The kitchen chimney works by trapping smoke, grease and odors generated during cooking. It does this by combining the functions of a fan, filter and ductwork.
Cooking creates a cloud of microscopic particles, including soot, smoke, water vapor, oil fumes and aromatic fumes. These contaminants can be hazardous to your health and lead to respiratory disorders.
Kitchen chimneys utilize powerful suction engines and filters to pull away smoke, oil, and greasy particles from your kitchen. This helps keep it cleaner for longer periods of time with less need for deep-cleaning.
When cooking, cooking odors and oils can settle onto surfaces such as cabinets, walls, and false ceilings in your kitchen. These residues can be visually unappealing if your kitchen has tiles or wood furniture.
Exhaust fans are designed to remove smoke and cooking odours from your kitchen, but they do not remove oil or grease particles that settle around your stove top. This leaves surfaces around your stove looking sticky and greasy.
The filter is an integral component of a kitchen chimney, keeping heavy oil particles out and debris inside. Prior to modern chimney design, many chimneys lacked filters, allowing greasy air into the airstream.

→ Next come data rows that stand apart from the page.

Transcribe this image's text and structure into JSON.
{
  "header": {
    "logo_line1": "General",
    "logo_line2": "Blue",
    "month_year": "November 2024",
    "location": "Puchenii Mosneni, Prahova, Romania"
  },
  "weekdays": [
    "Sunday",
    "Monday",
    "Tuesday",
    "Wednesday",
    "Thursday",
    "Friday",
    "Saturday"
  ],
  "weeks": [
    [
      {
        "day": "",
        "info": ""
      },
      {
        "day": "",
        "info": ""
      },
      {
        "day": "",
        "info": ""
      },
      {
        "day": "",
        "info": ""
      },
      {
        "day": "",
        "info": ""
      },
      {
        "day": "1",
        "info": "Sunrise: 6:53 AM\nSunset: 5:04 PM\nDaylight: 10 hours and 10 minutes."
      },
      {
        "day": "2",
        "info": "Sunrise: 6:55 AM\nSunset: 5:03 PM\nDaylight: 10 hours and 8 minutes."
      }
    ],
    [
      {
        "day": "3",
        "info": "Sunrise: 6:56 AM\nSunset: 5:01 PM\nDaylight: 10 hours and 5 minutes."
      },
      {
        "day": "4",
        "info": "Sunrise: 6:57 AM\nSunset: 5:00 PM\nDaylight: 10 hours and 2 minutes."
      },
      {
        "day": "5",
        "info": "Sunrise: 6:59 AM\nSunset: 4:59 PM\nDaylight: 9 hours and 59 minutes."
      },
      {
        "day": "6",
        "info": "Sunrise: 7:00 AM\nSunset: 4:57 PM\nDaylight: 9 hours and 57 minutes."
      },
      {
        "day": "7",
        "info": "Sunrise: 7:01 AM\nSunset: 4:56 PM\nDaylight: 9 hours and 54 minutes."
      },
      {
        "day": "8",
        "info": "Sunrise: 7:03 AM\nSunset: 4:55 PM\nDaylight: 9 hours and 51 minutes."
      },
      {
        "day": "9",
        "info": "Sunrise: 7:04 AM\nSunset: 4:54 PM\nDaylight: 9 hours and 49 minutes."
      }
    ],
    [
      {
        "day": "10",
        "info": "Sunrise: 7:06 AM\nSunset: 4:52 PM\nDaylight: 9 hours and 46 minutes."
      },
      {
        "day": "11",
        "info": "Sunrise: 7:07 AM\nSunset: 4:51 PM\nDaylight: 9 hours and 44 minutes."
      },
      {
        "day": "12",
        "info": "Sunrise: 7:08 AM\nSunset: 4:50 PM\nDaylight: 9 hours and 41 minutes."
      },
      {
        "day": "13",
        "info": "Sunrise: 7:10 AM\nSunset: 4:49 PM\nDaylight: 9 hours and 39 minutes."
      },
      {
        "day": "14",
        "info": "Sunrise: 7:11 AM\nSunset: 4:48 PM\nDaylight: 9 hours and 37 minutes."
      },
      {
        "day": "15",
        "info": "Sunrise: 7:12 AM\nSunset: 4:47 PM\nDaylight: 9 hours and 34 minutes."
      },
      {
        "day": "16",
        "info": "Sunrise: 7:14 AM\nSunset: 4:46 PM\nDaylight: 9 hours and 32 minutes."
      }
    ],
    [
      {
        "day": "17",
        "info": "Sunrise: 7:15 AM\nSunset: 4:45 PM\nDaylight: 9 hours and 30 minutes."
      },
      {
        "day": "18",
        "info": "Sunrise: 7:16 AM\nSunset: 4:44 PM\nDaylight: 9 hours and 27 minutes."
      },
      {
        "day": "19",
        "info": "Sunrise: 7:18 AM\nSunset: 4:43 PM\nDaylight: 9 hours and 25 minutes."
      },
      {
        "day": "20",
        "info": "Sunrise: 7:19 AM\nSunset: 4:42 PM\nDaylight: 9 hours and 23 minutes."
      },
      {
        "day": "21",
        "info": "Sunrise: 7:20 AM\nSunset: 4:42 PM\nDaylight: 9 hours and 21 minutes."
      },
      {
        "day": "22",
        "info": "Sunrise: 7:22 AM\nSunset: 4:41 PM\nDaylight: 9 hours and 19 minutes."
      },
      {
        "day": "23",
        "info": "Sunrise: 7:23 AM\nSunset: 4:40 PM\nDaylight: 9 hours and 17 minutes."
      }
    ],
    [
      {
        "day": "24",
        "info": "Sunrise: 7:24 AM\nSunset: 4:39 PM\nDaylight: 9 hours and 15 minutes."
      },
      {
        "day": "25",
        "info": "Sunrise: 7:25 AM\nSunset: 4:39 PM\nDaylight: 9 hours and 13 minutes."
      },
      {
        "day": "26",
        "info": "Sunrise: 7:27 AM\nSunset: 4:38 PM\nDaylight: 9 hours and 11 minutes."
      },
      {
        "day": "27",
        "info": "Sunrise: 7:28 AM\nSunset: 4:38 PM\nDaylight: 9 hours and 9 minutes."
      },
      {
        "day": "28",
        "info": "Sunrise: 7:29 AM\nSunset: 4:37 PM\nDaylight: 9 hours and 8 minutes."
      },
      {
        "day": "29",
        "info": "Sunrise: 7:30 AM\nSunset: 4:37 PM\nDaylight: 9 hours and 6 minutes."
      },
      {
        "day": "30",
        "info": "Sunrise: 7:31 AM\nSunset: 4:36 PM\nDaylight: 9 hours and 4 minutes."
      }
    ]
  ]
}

In such a scenario, grease and oil molecules would have built up on the interior walls of the chimney column, decreasing its efficiency.
To prevent this issue from arising, all chimney makers must utilize various types of chimney filters to guarantee that greasy air does not enter the chimney and become trapped inside it.

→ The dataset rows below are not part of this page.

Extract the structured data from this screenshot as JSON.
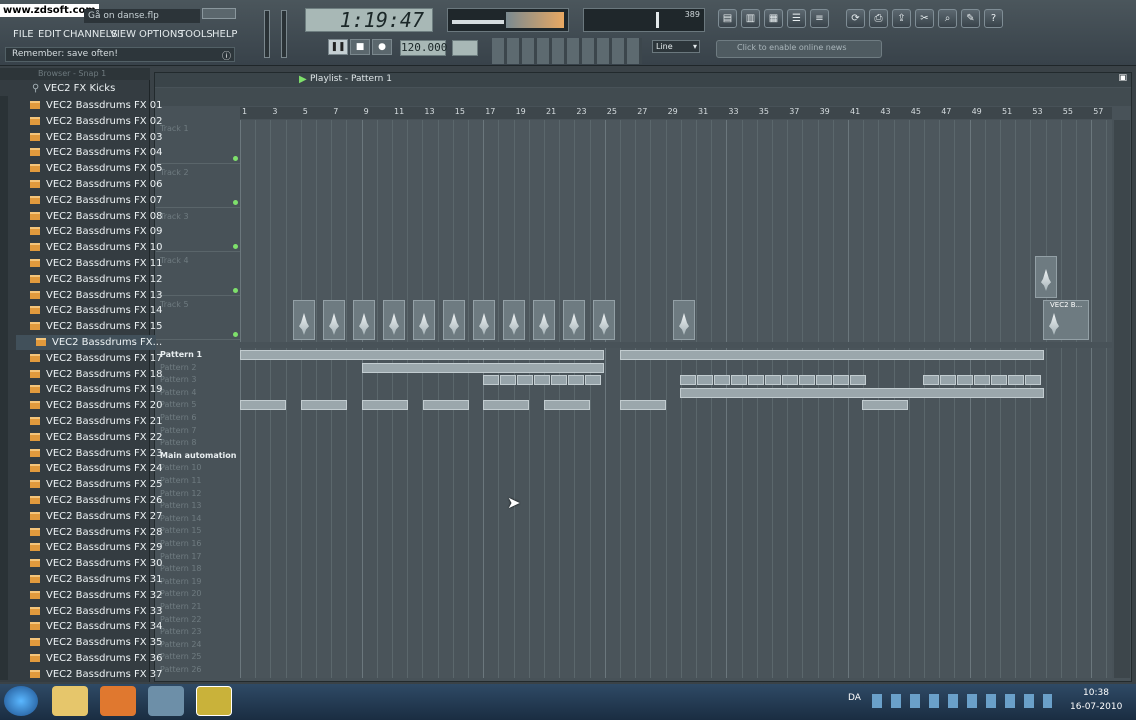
{
  "watermark": "www.zdsoft.com",
  "window_title": "Gå on danse.flp",
  "menu": [
    "FILE",
    "EDIT",
    "CHANNELS",
    "VIEW",
    "OPTIONS",
    "TOOLS",
    "HELP"
  ],
  "hint": "Remember: save often!",
  "time_display": "1:19:47",
  "tempo_display": "120.000",
  "cpu_value": "389",
  "snap_select": "Line",
  "news_text": "Click to enable online news",
  "browser": {
    "title": "Browser - Snap 1",
    "folder": "VEC2 FX Kicks",
    "items": [
      "VEC2 Bassdrums FX 01",
      "VEC2 Bassdrums FX 02",
      "VEC2 Bassdrums FX 03",
      "VEC2 Bassdrums FX 04",
      "VEC2 Bassdrums FX 05",
      "VEC2 Bassdrums FX 06",
      "VEC2 Bassdrums FX 07",
      "VEC2 Bassdrums FX 08",
      "VEC2 Bassdrums FX 09",
      "VEC2 Bassdrums FX 10",
      "VEC2 Bassdrums FX 11",
      "VEC2 Bassdrums FX 12",
      "VEC2 Bassdrums FX 13",
      "VEC2 Bassdrums FX 14",
      "VEC2 Bassdrums FX 15",
      "VEC2 Bassdrums FX...",
      "VEC2 Bassdrums FX 17",
      "VEC2 Bassdrums FX 18",
      "VEC2 Bassdrums FX 19",
      "VEC2 Bassdrums FX 20",
      "VEC2 Bassdrums FX 21",
      "VEC2 Bassdrums FX 22",
      "VEC2 Bassdrums FX 23",
      "VEC2 Bassdrums FX 24",
      "VEC2 Bassdrums FX 25",
      "VEC2 Bassdrums FX 26",
      "VEC2 Bassdrums FX 27",
      "VEC2 Bassdrums FX 28",
      "VEC2 Bassdrums FX 29",
      "VEC2 Bassdrums FX 30",
      "VEC2 Bassdrums FX 31",
      "VEC2 Bassdrums FX 32",
      "VEC2 Bassdrums FX 33",
      "VEC2 Bassdrums FX 34",
      "VEC2 Bassdrums FX 35",
      "VEC2 Bassdrums FX 36",
      "VEC2 Bassdrums FX 37"
    ]
  },
  "playlist": {
    "title": "Playlist - Pattern 1",
    "ruler": [
      "1",
      "3",
      "5",
      "7",
      "9",
      "11",
      "13",
      "15",
      "17",
      "19",
      "21",
      "23",
      "25",
      "27",
      "29",
      "31",
      "33",
      "35",
      "37",
      "39",
      "41",
      "43",
      "45",
      "47",
      "49",
      "51",
      "53",
      "55",
      "57"
    ],
    "tracks": [
      "Track 1",
      "Track 2",
      "Track 3",
      "Track 4",
      "Track 5"
    ],
    "clip_label": "VEC2 B...",
    "patterns": [
      "Pattern 1",
      "Pattern 2",
      "Pattern 3",
      "Pattern 4",
      "Pattern 5",
      "Pattern 6",
      "Pattern 7",
      "Pattern 8",
      "Main automation",
      "Pattern 10",
      "Pattern 11",
      "Pattern 12",
      "Pattern 13",
      "Pattern 14",
      "Pattern 15",
      "Pattern 16",
      "Pattern 17",
      "Pattern 18",
      "Pattern 19",
      "Pattern 20",
      "Pattern 21",
      "Pattern 22",
      "Pattern 23",
      "Pattern 24",
      "Pattern 25",
      "Pattern 26"
    ]
  },
  "taskbar": {
    "lang": "DA",
    "time": "10:38",
    "date": "16-07-2010"
  }
}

Filters for chimneys typically consist of multiple layers that trap grease and oil molecules, allowing them to pass through without getting stuck on the surface of the filter. This improves chimney efficiency while cutting energy consumption and maintenance expenses.
Ductwork is a useful method for exhausting kitchen fumes, heat and other impure gases through duct pipes made of stainless steel or PVC material.

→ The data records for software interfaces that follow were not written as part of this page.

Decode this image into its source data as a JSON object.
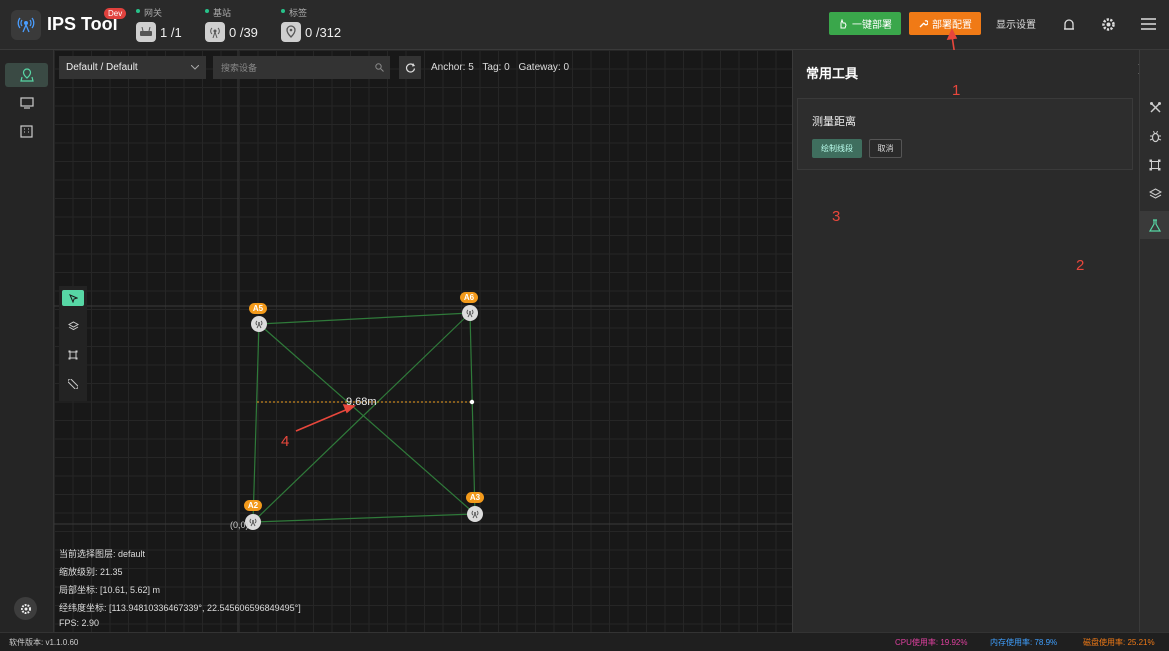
{
  "header": {
    "title": "IPS Tool",
    "badge": "Dev",
    "stats": [
      {
        "label": "网关",
        "value": "1 /1"
      },
      {
        "label": "基站",
        "value": "0 /39"
      },
      {
        "label": "标签",
        "value": "0 /312"
      }
    ],
    "buttons": {
      "deploy": "一键部署",
      "config": "部署配置",
      "display": "显示设置"
    }
  },
  "toolbar": {
    "select_value": "Default / Default",
    "search_placeholder": "搜索设备",
    "counts": {
      "anchor": "Anchor: 5",
      "tag": "Tag: 0",
      "gateway": "Gateway: 0"
    }
  },
  "canvas": {
    "anchors": [
      {
        "label": "A5"
      },
      {
        "label": "A6"
      },
      {
        "label": "A2"
      },
      {
        "label": "A3"
      }
    ],
    "origin_label": "(0,0)",
    "measure_label": "9.68m"
  },
  "info": {
    "layer": "当前选择图层: default",
    "zoom": "缩放级别: 21.35",
    "local": "局部坐标: [10.61, 5.62] m",
    "geo": "经纬度坐标: [113.94810336467339°, 22.545606596849495°]",
    "fps": "FPS: 2.90"
  },
  "panel": {
    "title": "常用工具",
    "card_title": "测量距离",
    "draw_button": "绘制线段",
    "cancel_button": "取消"
  },
  "annotations": [
    "1",
    "2",
    "3",
    "4"
  ],
  "footer": {
    "version": "软件版本: v1.1.0.60",
    "cpu": "CPU使用率: 19.92%",
    "mem": "内存使用率: 78.9%",
    "disk": "磁盘使用率: 25.21%"
  }
}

Ductwork is connected to an exhaust fan and filter. A suction motor draws in smoke and dirty air, the exhaust fan circulates clean air, while the filter traps dust particles as well as oily particles.
A ducted chimney is far more practical than a ductless model, as it removes moisture and odor from the air while also decreasing kitchen temperatures. Furthermore, it is much quieter than its non-ducted counterpart.
Before purchasing a chimney, it is important to verify if your home has enough space and any provision for installing one. If not, having a dealer create an external wall hole slightly bigger than 6 inches is recommended as an alternative solution.
The suction capacity of a chimney determines how much air it can draw in and expel, measured in cubic meters per hour (m3 per hour).
The volume of your kitchen, your cooking style and how many duct bends influence its capacity. Generally, larger kitchens need higher capacities.
Another factor influencing chimney capacity is its design and installation. Chimneys that boast an attractive aesthetic will have greater power than those with straight line patterns.
For smaller kitchens or those cooking less oily food, a suction capacity of 700 m3/hr may be sufficient. On the other hand, if you frequently prepare non-vegetarian dishes or use heavy oils in your cooking, a chimney with an output capacity of 1200 m3/hr would be more suitable.